Required action ▸ Every record below, from first to last, should be copied exactly; leave the pictures out.
= Beginning of Section =
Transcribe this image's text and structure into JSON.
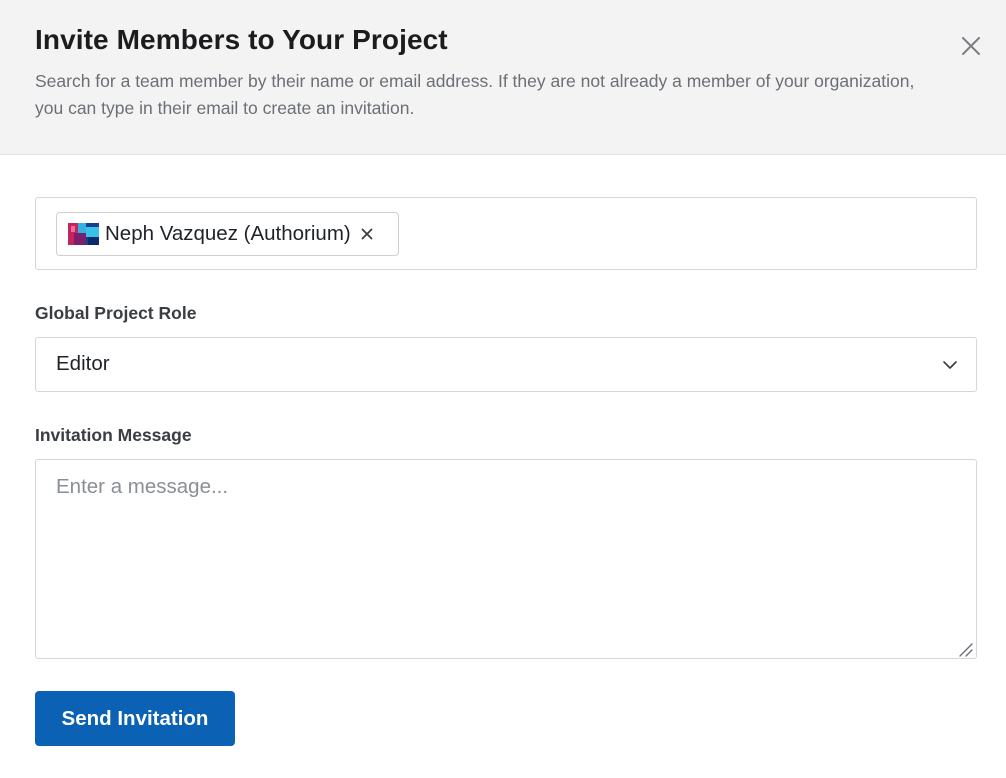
{
  "dialog": {
    "title": "Invite Members to Your Project",
    "description": "Search for a team member by their name or email address. If they are not already a member of your organization, you can type in their email to create an invitation.",
    "close_icon": "close-icon"
  },
  "members": {
    "selected": [
      {
        "label": "Neph Vazquez (Authorium)",
        "avatar_icon": "avatar-image",
        "remove_icon": "remove-x-icon"
      }
    ]
  },
  "role": {
    "label": "Global Project Role",
    "value": "Editor",
    "icon": "chevron-down-icon"
  },
  "message": {
    "label": "Invitation Message",
    "value": "",
    "placeholder": "Enter a message..."
  },
  "actions": {
    "send_label": "Send Invitation"
  },
  "colors": {
    "header_bg": "#f3f3f3",
    "primary_button": "#0b62b5"
  }
}
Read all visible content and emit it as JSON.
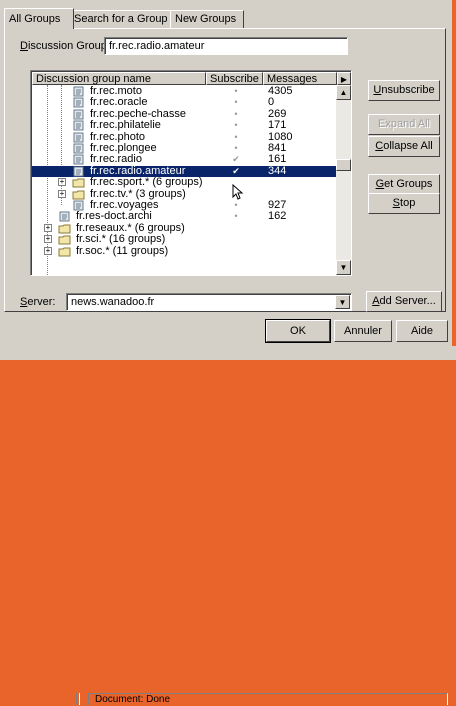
{
  "tabs": [
    "All Groups",
    "Search for a Group",
    "New Groups"
  ],
  "discussion_group": {
    "label_hotkey": "D",
    "label_rest": "iscussion Group:",
    "value": "fr.rec.radio.amateur"
  },
  "columns": {
    "name": "Discussion group name",
    "subscribe": "Subscribe",
    "messages": "Messages"
  },
  "rows": [
    {
      "name": "fr.rec.moto",
      "sub": "•",
      "messages": "4305"
    },
    {
      "name": "fr.rec.oracle",
      "sub": "•",
      "messages": "0"
    },
    {
      "name": "fr.rec.peche-chasse",
      "sub": "•",
      "messages": "269"
    },
    {
      "name": "fr.rec.philatelie",
      "sub": "•",
      "messages": "171"
    },
    {
      "name": "fr.rec.photo",
      "sub": "•",
      "messages": "1080"
    },
    {
      "name": "fr.rec.plongee",
      "sub": "•",
      "messages": "841"
    },
    {
      "name": "fr.rec.radio",
      "sub": "✔",
      "messages": "161"
    },
    {
      "name": "fr.rec.radio.amateur",
      "sub": "✔",
      "messages": "344"
    },
    {
      "name": "fr.rec.sport.* (6 groups)",
      "sub": "",
      "messages": ""
    },
    {
      "name": "fr.rec.tv.* (3 groups)",
      "sub": "",
      "messages": ""
    },
    {
      "name": "fr.rec.voyages",
      "sub": "•",
      "messages": "927"
    },
    {
      "name": "fr.res-doct.archi",
      "sub": "•",
      "messages": "162"
    },
    {
      "name": "fr.reseaux.* (6 groups)",
      "sub": "",
      "messages": ""
    },
    {
      "name": "fr.sci.* (16 groups)",
      "sub": "",
      "messages": ""
    },
    {
      "name": "fr.soc.* (11 groups)",
      "sub": "",
      "messages": ""
    }
  ],
  "side_buttons": {
    "unsubscribe": {
      "hotkey": "U",
      "rest": "nsubscribe"
    },
    "expand_all": "Expand All",
    "collapse_all": {
      "hotkey": "C",
      "rest": "ollapse All"
    },
    "get_groups": {
      "hotkey": "G",
      "rest": "et Groups"
    },
    "stop": {
      "hotkey": "S",
      "rest": "top"
    }
  },
  "server": {
    "label_hotkey": "S",
    "label_rest": "erver:",
    "value": "news.wanadoo.fr"
  },
  "add_server": {
    "hotkey": "A",
    "rest": "dd Server..."
  },
  "footer": {
    "ok": "OK",
    "cancel": "Annuler",
    "help": "Aide"
  },
  "status": "Document: Done",
  "colors": {
    "selection": "#0a246a",
    "window_bg": "#d4d0c8",
    "desktop": "#e8642a"
  }
}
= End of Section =
Response to the exercise ▸
Transcribe this image's text and structure into JSON.
{
  "dialog": {
    "title": "Invite Members to Your Project",
    "description": "Search for a team member by their name or email address. If they are not already a member of your organization, you can type in their email to create an invitation.",
    "close_icon": "close-icon"
  },
  "members": {
    "selected": [
      {
        "label": "Neph Vazquez (Authorium)",
        "avatar_icon": "avatar-image",
        "remove_icon": "remove-x-icon"
      }
    ]
  },
  "role": {
    "label": "Global Project Role",
    "value": "Editor",
    "icon": "chevron-down-icon"
  },
  "message": {
    "label": "Invitation Message",
    "value": "",
    "placeholder": "Enter a message..."
  },
  "actions": {
    "send_label": "Send Invitation"
  },
  "colors": {
    "header_bg": "#f3f3f3",
    "primary_button": "#0b62b5"
  }
}
Read all visible content and emit it as JSON.
{
  "tabs": [
    "All Groups",
    "Search for a Group",
    "New Groups"
  ],
  "discussion_group": {
    "label_hotkey": "D",
    "label_rest": "iscussion Group:",
    "value": "fr.rec.radio.amateur"
  },
  "columns": {
    "name": "Discussion group name",
    "subscribe": "Subscribe",
    "messages": "Messages"
  },
  "rows": [
    {
      "name": "fr.rec.moto",
      "sub": "•",
      "messages": "4305"
    },
    {
      "name": "fr.rec.oracle",
      "sub": "•",
      "messages": "0"
    },
    {
      "name": "fr.rec.peche-chasse",
      "sub": "•",
      "messages": "269"
    },
    {
      "name": "fr.rec.philatelie",
      "sub": "•",
      "messages": "171"
    },
    {
      "name": "fr.rec.photo",
      "sub": "•",
      "messages": "1080"
    },
    {
      "name": "fr.rec.plongee",
      "sub": "•",
      "messages": "841"
    },
    {
      "name": "fr.rec.radio",
      "sub": "✔",
      "messages": "161"
    },
    {
      "name": "fr.rec.radio.amateur",
      "sub": "✔",
      "messages": "344"
    },
    {
      "name": "fr.rec.sport.* (6 groups)",
      "sub": "",
      "messages": ""
    },
    {
      "name": "fr.rec.tv.* (3 groups)",
      "sub": "",
      "messages": ""
    },
    {
      "name": "fr.rec.voyages",
      "sub": "•",
      "messages": "927"
    },
    {
      "name": "fr.res-doct.archi",
      "sub": "•",
      "messages": "162"
    },
    {
      "name": "fr.reseaux.* (6 groups)",
      "sub": "",
      "messages": ""
    },
    {
      "name": "fr.sci.* (16 groups)",
      "sub": "",
      "messages": ""
    },
    {
      "name": "fr.soc.* (11 groups)",
      "sub": "",
      "messages": ""
    }
  ],
  "side_buttons": {
    "unsubscribe": {
      "hotkey": "U",
      "rest": "nsubscribe"
    },
    "expand_all": "Expand All",
    "collapse_all": {
      "hotkey": "C",
      "rest": "ollapse All"
    },
    "get_groups": {
      "hotkey": "G",
      "rest": "et Groups"
    },
    "stop": {
      "hotkey": "S",
      "rest": "top"
    }
  },
  "server": {
    "label_hotkey": "S",
    "label_rest": "erver:",
    "value": "news.wanadoo.fr"
  },
  "add_server": {
    "hotkey": "A",
    "rest": "dd Server..."
  },
  "footer": {
    "ok": "OK",
    "cancel": "Annuler",
    "help": "Aide"
  },
  "status": "Document: Done",
  "colors": {
    "selection": "#0a246a",
    "window_bg": "#d4d0c8",
    "desktop": "#e8642a"
  }
}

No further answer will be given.